Items listed in a dataset:
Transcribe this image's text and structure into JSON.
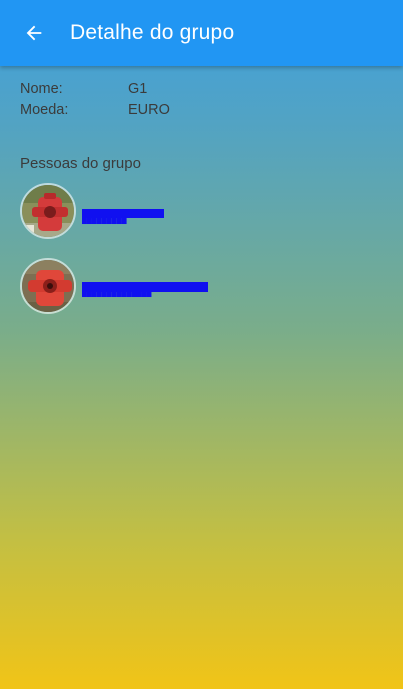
{
  "appbar": {
    "title": "Detalhe do grupo",
    "back_icon": "arrow-left-icon"
  },
  "group": {
    "name_label": "Nome:",
    "name_value": "G1",
    "currency_label": "Moeda:",
    "currency_value": "EURO"
  },
  "members_section": {
    "title": "Pessoas do grupo",
    "members": [
      {
        "avatar": "red-fire-hydrant-photo",
        "name": "█████████"
      },
      {
        "avatar": "red-fire-hydrant-photo",
        "name": "██████████████"
      }
    ]
  },
  "colors": {
    "appbar": "#2196f3",
    "gradient_top": "#3fa1e0",
    "gradient_bottom": "#f1c417",
    "redaction": "#1010f0"
  }
}
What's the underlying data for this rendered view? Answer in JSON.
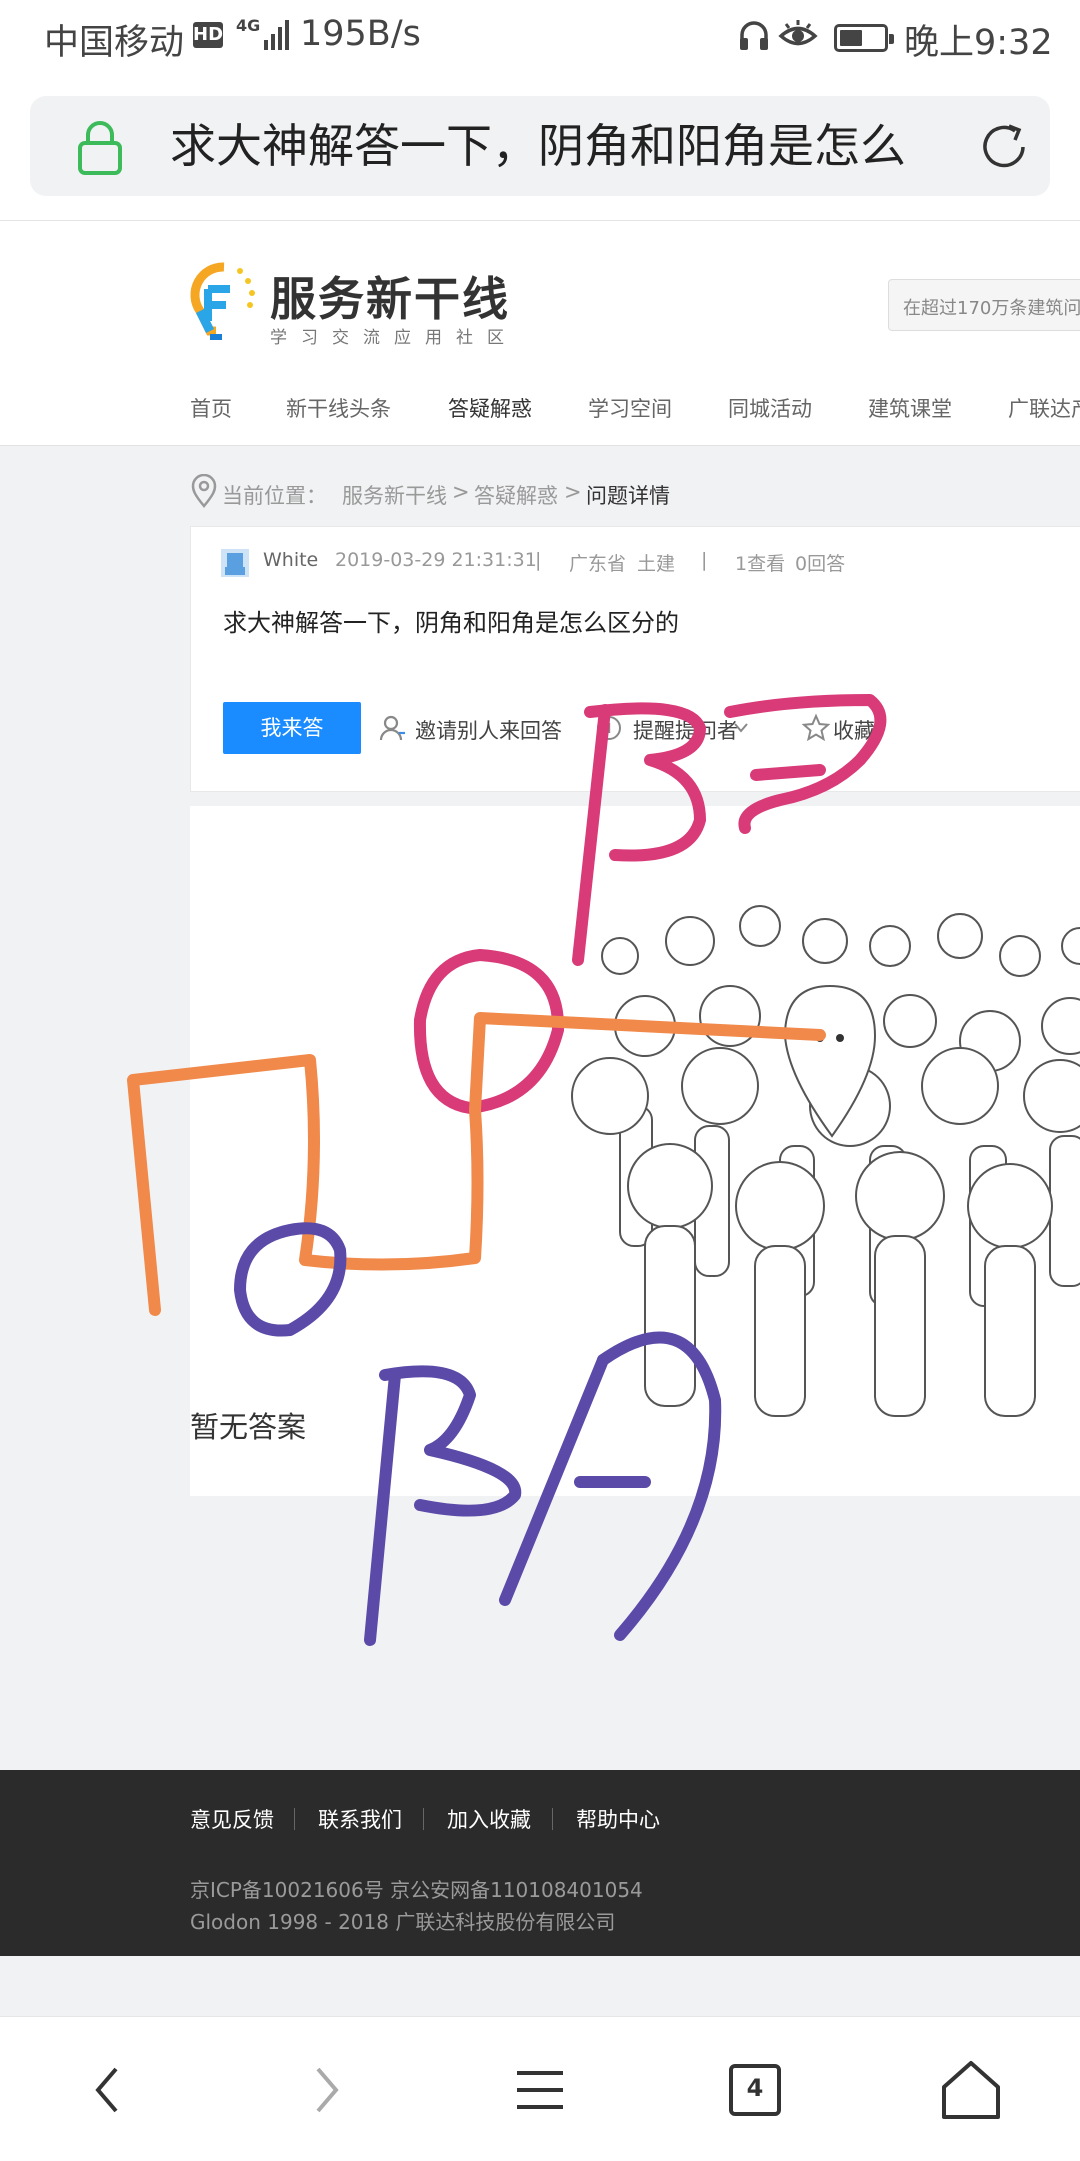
{
  "status_bar": {
    "carrier": "中国移动",
    "hd": "HD",
    "network": "4G",
    "speed": "195B/s",
    "time": "晚上9:32"
  },
  "address_bar": {
    "url_title": "求大神解答一下，阴角和阳角是怎么"
  },
  "site": {
    "logo_title": "服务新干线",
    "logo_subtitle": "学习交流应用社区",
    "search_placeholder": "在超过170万条建筑问",
    "nav": [
      "首页",
      "新干线头条",
      "答疑解惑",
      "学习空间",
      "同城活动",
      "建筑课堂",
      "广联达产"
    ],
    "nav_active": "答疑解惑"
  },
  "breadcrumb": {
    "label": "当前位置：",
    "home": "服务新干线",
    "sep1": ">",
    "section": "答疑解惑",
    "sep2": ">",
    "current": "问题详情"
  },
  "question": {
    "author": "White",
    "datetime": "2019-03-29 21:31:31",
    "divider": "|",
    "region": "广东省",
    "tag": "土建",
    "views": "1查看",
    "answers": "0回答",
    "title": "求大神解答一下，阴角和阳角是怎么区分的",
    "answer_button": "我来答",
    "invite": "邀请别人来回答",
    "remind": "提醒提问者",
    "favorite": "收藏"
  },
  "answers_area": {
    "empty_text": "暂无答案"
  },
  "footer": {
    "links": [
      "意见反馈",
      "联系我们",
      "加入收藏",
      "帮助中心"
    ],
    "icp": "京ICP备10021606号   京公安网备110108401054",
    "copyright": "Glodon 1998 - 2018 广联达科技股份有限公司"
  },
  "bottom_nav": {
    "tab_count": "4"
  },
  "colors": {
    "accent_blue": "#1a8cff",
    "lock_green": "#3dbb5b",
    "doodle_pink": "#d93a78",
    "doodle_orange": "#f0894a",
    "doodle_purple": "#5b4aa8",
    "footer_bg": "#2b2b2b"
  }
}
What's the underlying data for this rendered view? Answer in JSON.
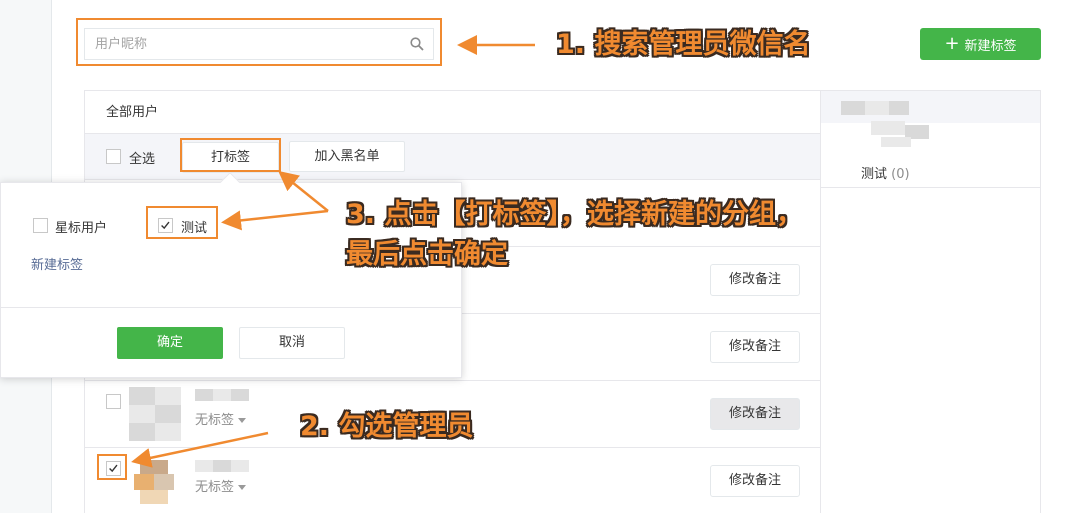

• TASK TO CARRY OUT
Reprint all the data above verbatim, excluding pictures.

• ANSWER SPACE
Transcribe this image's text and structure into JSON.
{
  "appbar": {
    "title": "Detalhe do grupo",
    "back_icon": "arrow-left-icon"
  },
  "group": {
    "name_label": "Nome:",
    "name_value": "G1",
    "currency_label": "Moeda:",
    "currency_value": "EURO"
  },
  "members_section": {
    "title": "Pessoas do grupo",
    "members": [
      {
        "avatar": "red-fire-hydrant-photo",
        "name": "█████████"
      },
      {
        "avatar": "red-fire-hydrant-photo",
        "name": "██████████████"
      }
    ]
  },
  "colors": {
    "appbar": "#2196f3",
    "gradient_top": "#3fa1e0",
    "gradient_bottom": "#f1c417",
    "redaction": "#1010f0"
  }
}
What's the underlying data for this rendered view? Answer in JSON.
{
  "status_bar": {
    "carrier": "中国移动",
    "hd": "HD",
    "network": "4G",
    "speed": "195B/s",
    "time": "晚上9:32"
  },
  "address_bar": {
    "url_title": "求大神解答一下，阴角和阳角是怎么"
  },
  "site": {
    "logo_title": "服务新干线",
    "logo_subtitle": "学习交流应用社区",
    "search_placeholder": "在超过170万条建筑问",
    "nav": [
      "首页",
      "新干线头条",
      "答疑解惑",
      "学习空间",
      "同城活动",
      "建筑课堂",
      "广联达产"
    ],
    "nav_active": "答疑解惑"
  },
  "breadcrumb": {
    "label": "当前位置：",
    "home": "服务新干线",
    "sep1": ">",
    "section": "答疑解惑",
    "sep2": ">",
    "current": "问题详情"
  },
  "question": {
    "author": "White",
    "datetime": "2019-03-29 21:31:31",
    "divider": "|",
    "region": "广东省",
    "tag": "土建",
    "views": "1查看",
    "answers": "0回答",
    "title": "求大神解答一下，阴角和阳角是怎么区分的",
    "answer_button": "我来答",
    "invite": "邀请别人来回答",
    "remind": "提醒提问者",
    "favorite": "收藏"
  },
  "answers_area": {
    "empty_text": "暂无答案"
  },
  "footer": {
    "links": [
      "意见反馈",
      "联系我们",
      "加入收藏",
      "帮助中心"
    ],
    "icp": "京ICP备10021606号   京公安网备110108401054",
    "copyright": "Glodon 1998 - 2018 广联达科技股份有限公司"
  },
  "bottom_nav": {
    "tab_count": "4"
  },
  "colors": {
    "accent_blue": "#1a8cff",
    "lock_green": "#3dbb5b",
    "doodle_pink": "#d93a78",
    "doodle_orange": "#f0894a",
    "doodle_purple": "#5b4aa8",
    "footer_bg": "#2b2b2b"
  }
}
What's the underlying data for this rendered view? Answer in JSON.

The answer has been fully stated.